Saved entries
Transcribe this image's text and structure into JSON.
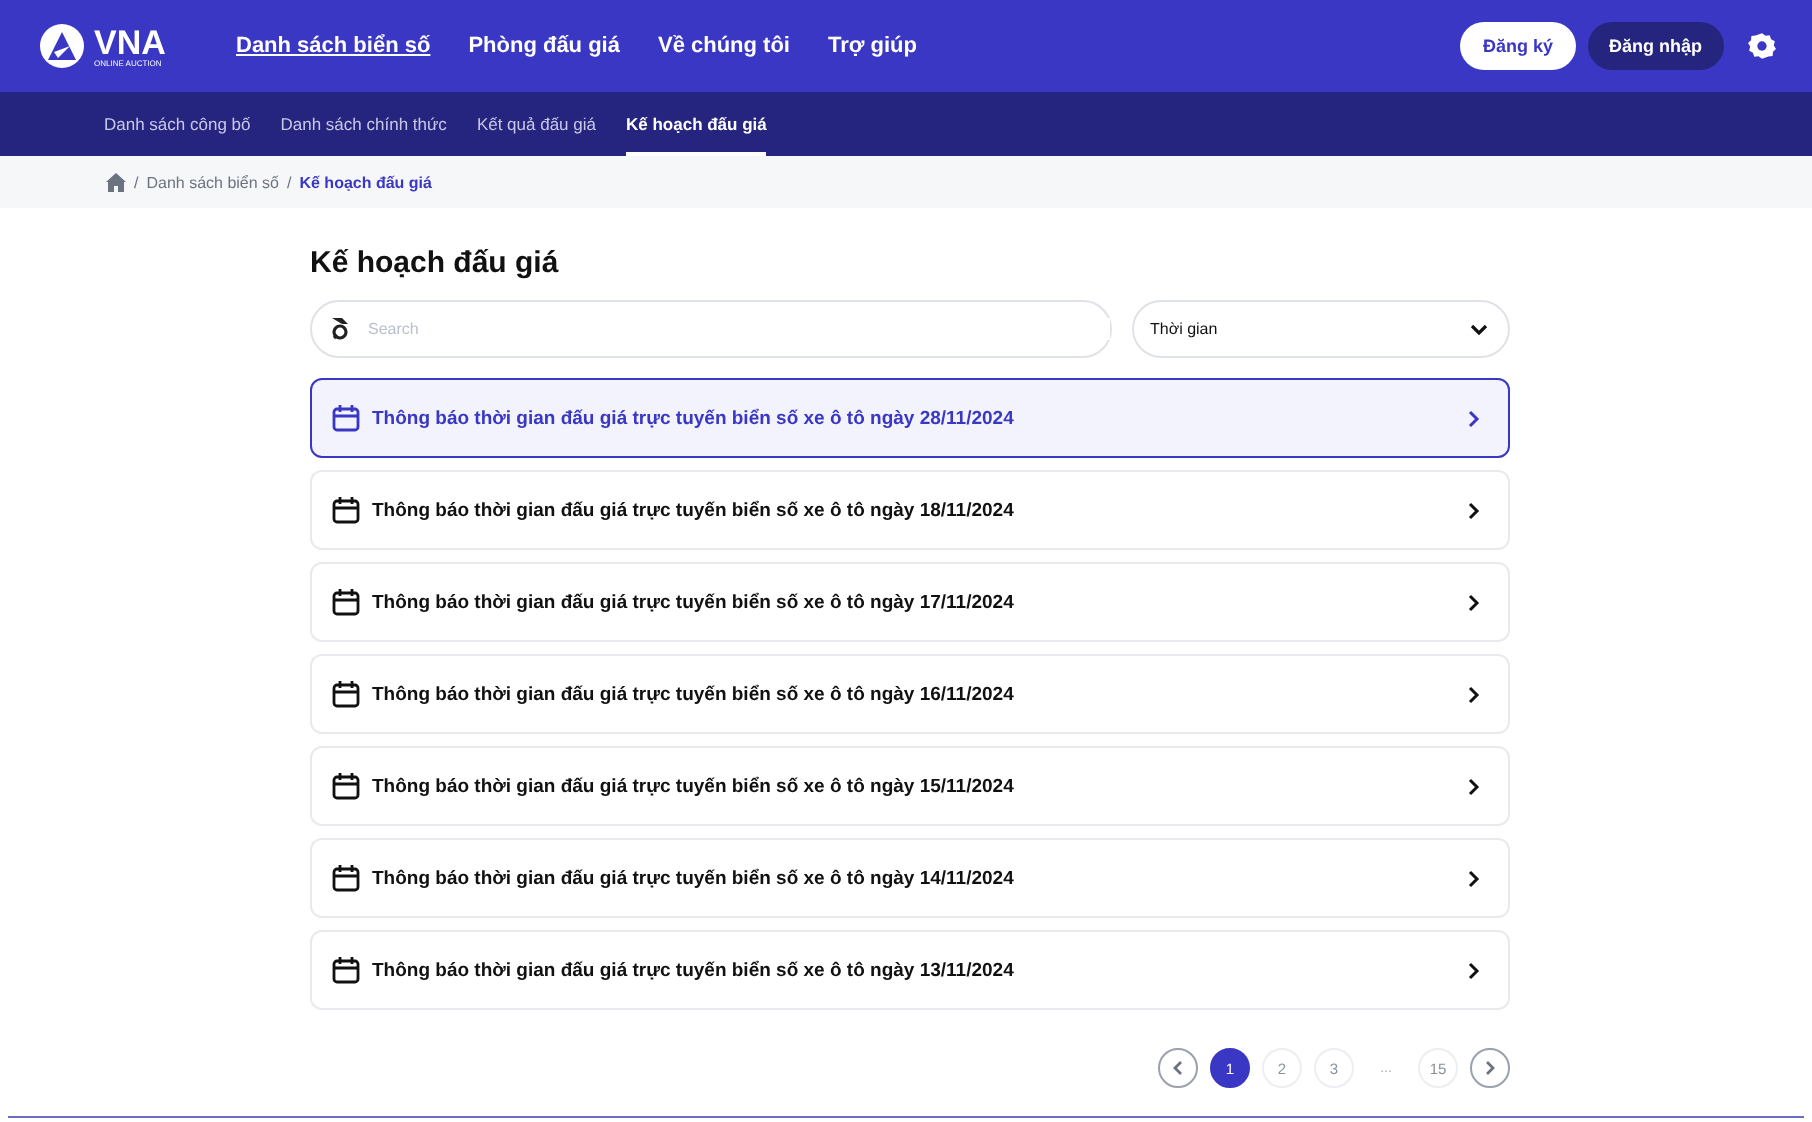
{
  "header": {
    "logo": {
      "name": "VNA",
      "tagline": "ONLINE AUCTION"
    },
    "nav": [
      {
        "label": "Danh sách biển số",
        "selected": true
      },
      {
        "label": "Phòng đấu giá",
        "selected": false
      },
      {
        "label": "Về chúng tôi",
        "selected": false
      },
      {
        "label": "Trợ giúp",
        "selected": false
      }
    ],
    "register": "Đăng ký",
    "login": "Đăng nhập"
  },
  "subnav": [
    {
      "label": "Danh sách công bố",
      "selected": false
    },
    {
      "label": "Danh sách chính thức",
      "selected": false
    },
    {
      "label": "Kết quả đấu giá",
      "selected": false
    },
    {
      "label": "Kế hoạch đấu giá",
      "selected": true
    }
  ],
  "breadcrumb": [
    {
      "separator": "/",
      "label": "Danh sách biển số"
    },
    {
      "separator": "/",
      "label": "Kế hoạch đấu giá"
    }
  ],
  "title": "Kế hoạch đấu giá",
  "search": {
    "placeholder": "Search"
  },
  "filter": {
    "value": "Thời gian"
  },
  "items": [
    {
      "title": "Thông báo thời gian đấu giá trực tuyến biển số xe ô tô ngày 28/11/2024",
      "selected": true
    },
    {
      "title": "Thông báo thời gian đấu giá trực tuyến biển số xe ô tô ngày 18/11/2024",
      "selected": false
    },
    {
      "title": "Thông báo thời gian đấu giá trực tuyến biển số xe ô tô ngày 17/11/2024",
      "selected": false
    },
    {
      "title": "Thông báo thời gian đấu giá trực tuyến biển số xe ô tô ngày 16/11/2024",
      "selected": false
    },
    {
      "title": "Thông báo thời gian đấu giá trực tuyến biển số xe ô tô ngày 15/11/2024",
      "selected": false
    },
    {
      "title": "Thông báo thời gian đấu giá trực tuyến biển số xe ô tô ngày 14/11/2024",
      "selected": false
    },
    {
      "title": "Thông báo thời gian đấu giá trực tuyến biển số xe ô tô ngày 13/11/2024",
      "selected": false
    }
  ],
  "pagination": [
    {
      "kind": "page",
      "label": "1",
      "selected": true
    },
    {
      "kind": "page",
      "label": "2",
      "selected": false
    },
    {
      "kind": "page",
      "label": "3",
      "selected": false
    },
    {
      "kind": "ellipsis",
      "label": "..."
    },
    {
      "kind": "page",
      "label": "15",
      "selected": false
    }
  ]
}
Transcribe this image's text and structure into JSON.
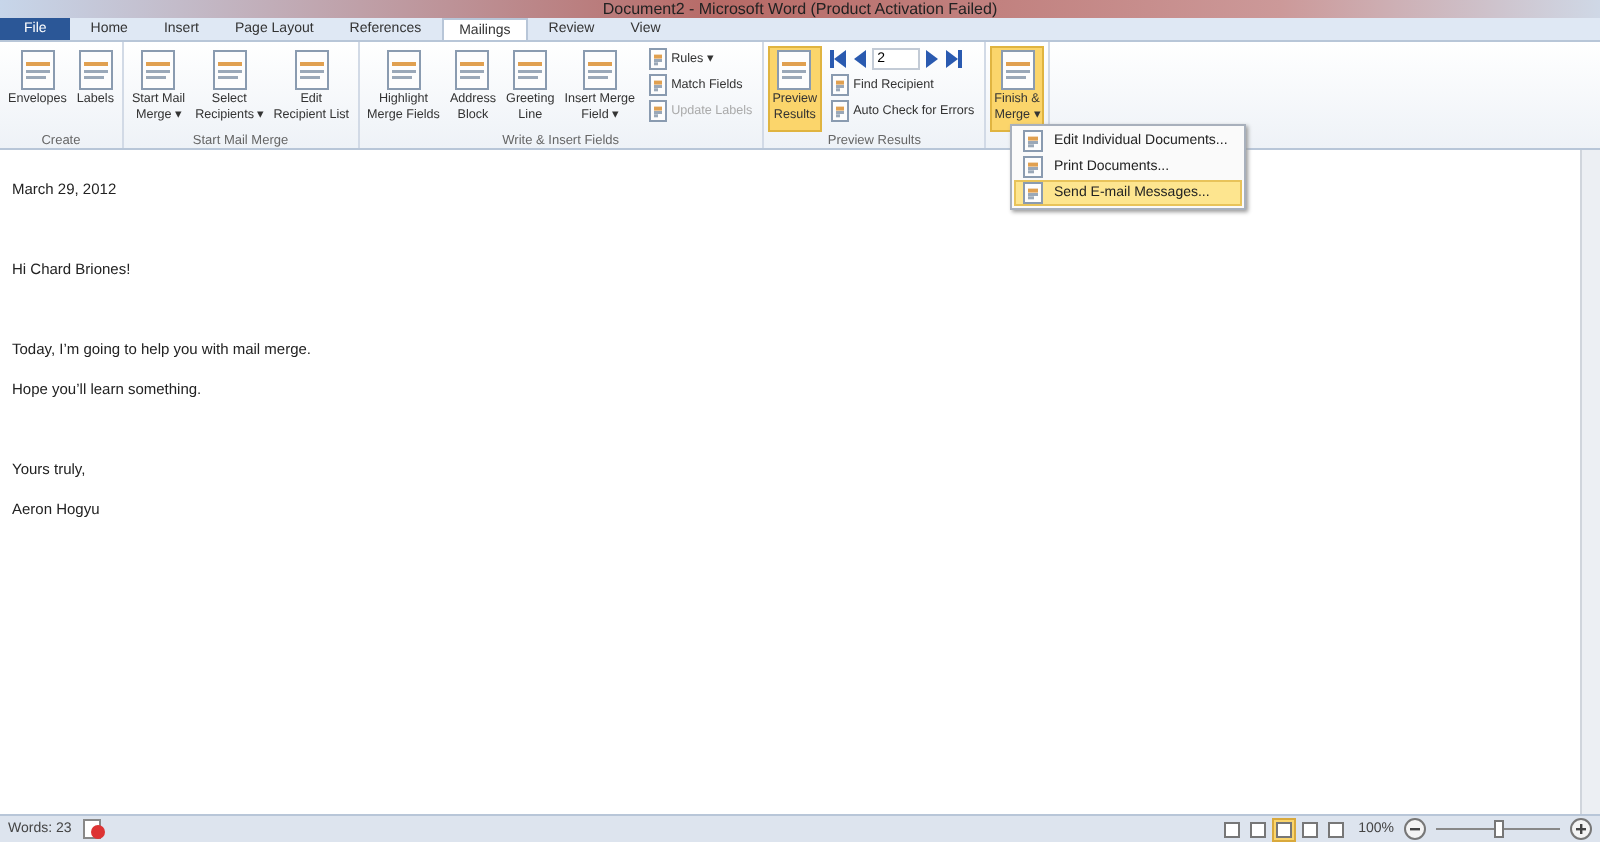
{
  "window": {
    "title": "Document2 - Microsoft Word (Product Activation Failed)"
  },
  "tabs": [
    {
      "label": "File",
      "kind": "file",
      "selected": false
    },
    {
      "label": "Home",
      "kind": "tab",
      "selected": false
    },
    {
      "label": "Insert",
      "kind": "tab",
      "selected": false
    },
    {
      "label": "Page Layout",
      "kind": "tab",
      "selected": false
    },
    {
      "label": "References",
      "kind": "tab",
      "selected": false
    },
    {
      "label": "Mailings",
      "kind": "tab",
      "selected": true
    },
    {
      "label": "Review",
      "kind": "tab",
      "selected": false
    },
    {
      "label": "View",
      "kind": "tab",
      "selected": false
    }
  ],
  "ribbon": {
    "groups": [
      {
        "label": "Create",
        "items": [
          {
            "kind": "large",
            "label": "Envelopes",
            "selected": false
          },
          {
            "kind": "large",
            "label": "Labels",
            "selected": false
          }
        ]
      },
      {
        "label": "Start Mail Merge",
        "items": [
          {
            "kind": "large",
            "label": "Start Mail\nMerge ▾",
            "selected": false
          },
          {
            "kind": "large",
            "label": "Select\nRecipients ▾",
            "selected": false
          },
          {
            "kind": "large",
            "label": "Edit\nRecipient List",
            "selected": false
          }
        ]
      },
      {
        "label": "Write & Insert Fields",
        "items": [
          {
            "kind": "large",
            "label": "Highlight\nMerge Fields",
            "selected": false
          },
          {
            "kind": "large",
            "label": "Address\nBlock",
            "selected": false
          },
          {
            "kind": "large",
            "label": "Greeting\nLine",
            "selected": false
          },
          {
            "kind": "large",
            "label": "Insert Merge\nField ▾",
            "selected": false
          },
          {
            "kind": "stack",
            "items": [
              {
                "label": "Rules ▾",
                "disabled": false
              },
              {
                "label": "Match Fields",
                "disabled": false
              },
              {
                "label": "Update Labels",
                "disabled": true
              }
            ]
          }
        ]
      },
      {
        "label": "Preview Results",
        "items": [
          {
            "kind": "large",
            "label": "Preview\nResults",
            "selected": true
          },
          {
            "kind": "nav",
            "record": "2",
            "items": [
              {
                "label": "Find Recipient",
                "disabled": false
              },
              {
                "label": "Auto Check for Errors",
                "disabled": false
              }
            ]
          }
        ]
      },
      {
        "items": [
          {
            "kind": "large",
            "label": "Finish &\nMerge ▾",
            "selected": true
          }
        ]
      }
    ]
  },
  "menu": {
    "items": [
      {
        "label": "Edit Individual Documents...",
        "selected": false
      },
      {
        "label": "Print Documents...",
        "selected": false
      },
      {
        "label": "Send E-mail Messages...",
        "selected": true
      }
    ]
  },
  "document": {
    "blocks": [
      [
        "March 29, 2012"
      ],
      [
        "Hi Chard Briones!"
      ],
      [
        "Today, I’m going to help you with mail merge.",
        "Hope you’ll learn something."
      ],
      [
        "Yours truly,",
        "Aeron Hogyu"
      ]
    ]
  },
  "status_bar": {
    "words": "Words: 23",
    "zoom": "100%",
    "zoom_slider": {
      "level": 0.5
    }
  }
}
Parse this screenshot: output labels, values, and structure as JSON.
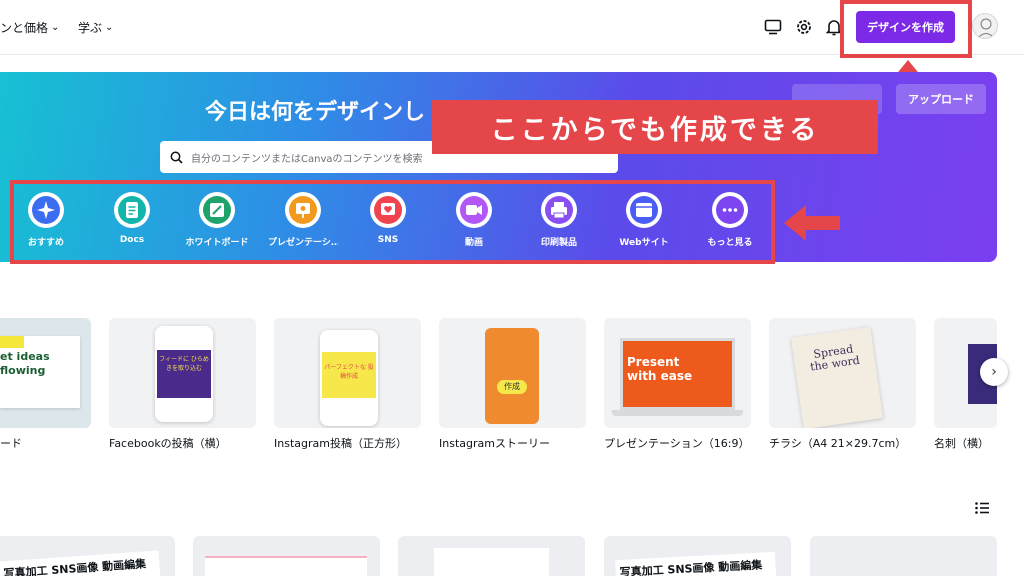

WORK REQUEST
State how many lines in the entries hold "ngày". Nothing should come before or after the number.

TASK SOLUTION
7